Some other interesting fun facts: Bhutan has only 1 psychiatrist, it has no hunger problems or criminality and there is practically no corruption. It is forbidden to kill animals (any animals!) and most of the Bhutanese people are vegetarians. Those who choose to eat meat can buy it from neighboring India.
The Bhutanese are obliged by law to have a traditional national costume. Talking about law, there are no lawyers in Bhutan. Being a lawyer is illegal and here is the article to prove it: “No person that can transform white into black and black into white will be allowed in court rooms”. Sounds brilliant, right? We know, we’re crazy about Bhutan also!
The King of Bhutan is the youngest monarch in the world, being born in 1980, and he’s extremely beloved and respected by his people, and by the international community. The Queen, his wife, is the daughter of an aviator, and they married out of love, not based on royal status.
After their marriage, the Gross National Happiness (GNH – we’re repeating this because maybe you’ll pass it along to your national authorities and who knows what changes it could lead to) grew with 2-3%.
The King and Queen of Bhutan are very concerned about the health of their population and this is why Bhutan became the first country in the world to completely ban smoking everywhere (as in everywhere!).
Heavy industry practically doesn’t exist in Bhutan because the Government is more concerned about the ecological situation and cares for the environment, decreeing almost half of the country’s land a national reservation, where hunting and cutting trees are banned.
Chemical fertilizers are also forbidden in Bhutan and everything that grows here is completely GMO free. The country relies on eco-agriculture and textile production, rice and bio-fruit exports and on electric energy produced by the country’s multiple hydro-power factories.
The Bhutanese live in big houses, 2-3 floors high, scattered all over the mountains, while the peaks are home to over 200 monasteries dating back from the 7th century, build by the King of Tibet himself.
It may not be as flashy as the US, or as rich as Saudi Arabia. It may not be as popular as Europe and it’s not as romantic as South America, but this is Bhutan. A fairy tale land, with the happiest people on the planet. Love it, or hate it, this is Bhutan!

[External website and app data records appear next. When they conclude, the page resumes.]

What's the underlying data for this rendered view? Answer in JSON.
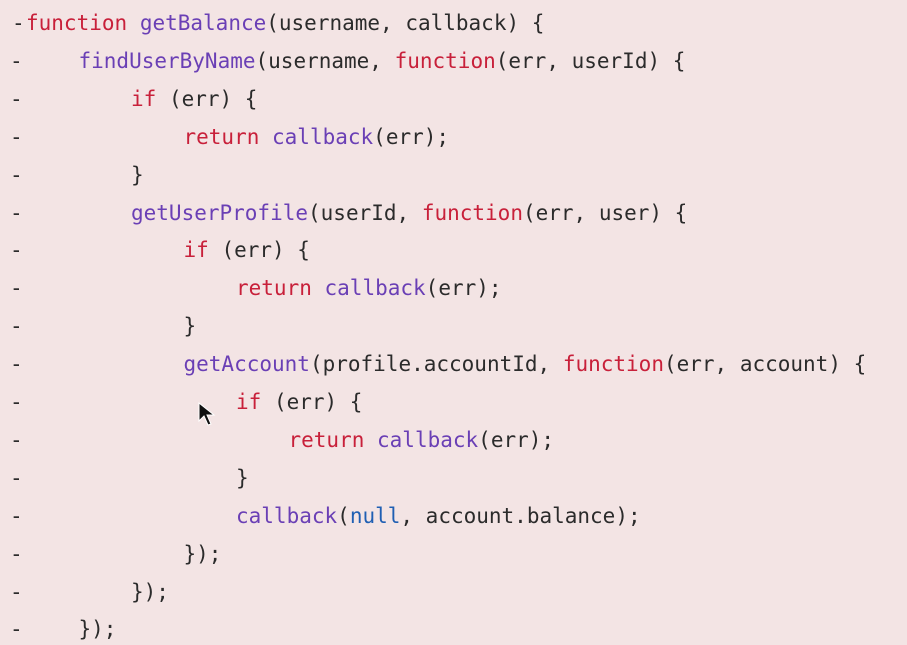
{
  "diff": {
    "marker": "-",
    "lines": [
      {
        "indent": 0,
        "tokens": [
          {
            "k": "kw",
            "t": "function"
          },
          {
            "k": "plain",
            "t": " "
          },
          {
            "k": "fn",
            "t": "getBalance"
          },
          {
            "k": "plain",
            "t": "(username, callback) {"
          }
        ]
      },
      {
        "indent": 1,
        "tokens": [
          {
            "k": "fn",
            "t": "findUserByName"
          },
          {
            "k": "plain",
            "t": "(username, "
          },
          {
            "k": "kw",
            "t": "function"
          },
          {
            "k": "plain",
            "t": "(err, userId) {"
          }
        ]
      },
      {
        "indent": 2,
        "tokens": [
          {
            "k": "kw",
            "t": "if"
          },
          {
            "k": "plain",
            "t": " (err) {"
          }
        ]
      },
      {
        "indent": 3,
        "tokens": [
          {
            "k": "kw",
            "t": "return"
          },
          {
            "k": "plain",
            "t": " "
          },
          {
            "k": "fn",
            "t": "callback"
          },
          {
            "k": "plain",
            "t": "(err);"
          }
        ]
      },
      {
        "indent": 2,
        "tokens": [
          {
            "k": "plain",
            "t": "}"
          }
        ]
      },
      {
        "indent": 2,
        "tokens": [
          {
            "k": "fn",
            "t": "getUserProfile"
          },
          {
            "k": "plain",
            "t": "(userId, "
          },
          {
            "k": "kw",
            "t": "function"
          },
          {
            "k": "plain",
            "t": "(err, user) {"
          }
        ]
      },
      {
        "indent": 3,
        "tokens": [
          {
            "k": "kw",
            "t": "if"
          },
          {
            "k": "plain",
            "t": " (err) {"
          }
        ]
      },
      {
        "indent": 4,
        "tokens": [
          {
            "k": "kw",
            "t": "return"
          },
          {
            "k": "plain",
            "t": " "
          },
          {
            "k": "fn",
            "t": "callback"
          },
          {
            "k": "plain",
            "t": "(err);"
          }
        ]
      },
      {
        "indent": 3,
        "tokens": [
          {
            "k": "plain",
            "t": "}"
          }
        ]
      },
      {
        "indent": 3,
        "tokens": [
          {
            "k": "fn",
            "t": "getAccount"
          },
          {
            "k": "plain",
            "t": "(profile.accountId, "
          },
          {
            "k": "kw",
            "t": "function"
          },
          {
            "k": "plain",
            "t": "(err, account) {"
          }
        ]
      },
      {
        "indent": 4,
        "tokens": [
          {
            "k": "kw",
            "t": "if"
          },
          {
            "k": "plain",
            "t": " (err) {"
          }
        ]
      },
      {
        "indent": 5,
        "tokens": [
          {
            "k": "kw",
            "t": "return"
          },
          {
            "k": "plain",
            "t": " "
          },
          {
            "k": "fn",
            "t": "callback"
          },
          {
            "k": "plain",
            "t": "(err);"
          }
        ]
      },
      {
        "indent": 4,
        "tokens": [
          {
            "k": "plain",
            "t": "}"
          }
        ]
      },
      {
        "indent": 4,
        "tokens": [
          {
            "k": "fn",
            "t": "callback"
          },
          {
            "k": "plain",
            "t": "("
          },
          {
            "k": "lit",
            "t": "null"
          },
          {
            "k": "plain",
            "t": ", account.balance);"
          }
        ]
      },
      {
        "indent": 3,
        "tokens": [
          {
            "k": "plain",
            "t": "});"
          }
        ]
      },
      {
        "indent": 2,
        "tokens": [
          {
            "k": "plain",
            "t": "});"
          }
        ]
      },
      {
        "indent": 1,
        "tokens": [
          {
            "k": "plain",
            "t": "});"
          }
        ]
      }
    ]
  },
  "colors": {
    "background": "#f3e4e4",
    "keyword": "#c8203a",
    "function": "#6a3fb5",
    "literal": "#1f5fb3",
    "text": "#2b2b2b"
  },
  "cursor_icon": "mouse-pointer-icon"
}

Surf through the gallery to view some of the most amazing photos of Bhutan, its landscape and its people.